The payment, or the denarius is first the privilege of living and working in the church, and second it is an eternity in heaven or hell!  One group lives in God’s kingdom but doesn’t really do the work of God’s Kingdom; they are forgiven but they will not forgive as God has forgiven them.  They are in the Kingdom simply to receive the recognition and praise that the Kingdom brings to them while they live here on this earth.  Long ago they lost sight of their own sin and their need of forgiveness, so asking them to forgive as they have been forgiven is ridiculous.  The other group, the true Christians, have been humbled by their sinfulness and the gospel truth, which declares that God not only loves them but forgives them for Christ’s sake; it is their belief in this truth that is forever changing them that brings them new life and peace with God.  And now because they’re changed; because they have peace with God, they share that same forgiveness with whoever God put’s in their path.

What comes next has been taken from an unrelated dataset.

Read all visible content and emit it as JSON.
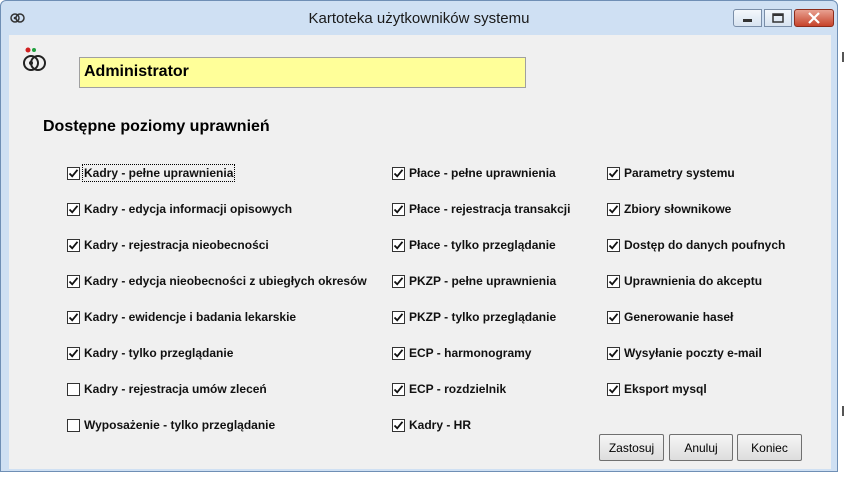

When the workers are called together on judgment day, one group is told to enter and receive all the riches of God’s Kingdom as joint heirs with Jesus, the Son of God.  The other group, the lip service Christians are told that they’ve been paid in full!  They had their entire lives as a gift resting in the church and receiving God’s means of grace.  The Word was always speaking to them, but they would not listen; they would not turn to Jesus and God’s means of grace and new birth.  So Jesus tells this group that on the judgment day they have received all that they will get.  On that terrible Day of Judgment, they will be told to run along; run straight to hell, forever separated from God’s love and kindness.

 CONCLUSION: So which one of these groups do you belong to?  Well didn’t we start God’s Divine Service with our confession of sins?  Didn’t we hear His Word of forgiveness?  Isn’t He inviting us next to His table of mercy; a table where we will eat and drink forgiveness?  In these very things God not only gives you assurance that your sins are forgiven but He gives you assurance that you have nothing to fear.  How can this be? Well to this question, God answers, “My thoughts are not your thoughts, neither are your ways my ways.  For as the heavens are higher than the earth, so are my ways higher than your ways and my thoughts than your thoughts.” [Isaiah 55:8, 9]  Do you believe this?  If you are struggling with faith to believe, then God says keep coming to my church; keep hearing my Word and seek me in the person and cross of Jesus Christ.  And when you hear that you are forgiven, simply worship me with a thankful heart.  And after worship, leave this place changed with a purpose and a mission… give that same Word of forgiveness to all that you meet.  May this be the work that God does in each of us, and I ask this in Jesus name… AMEN!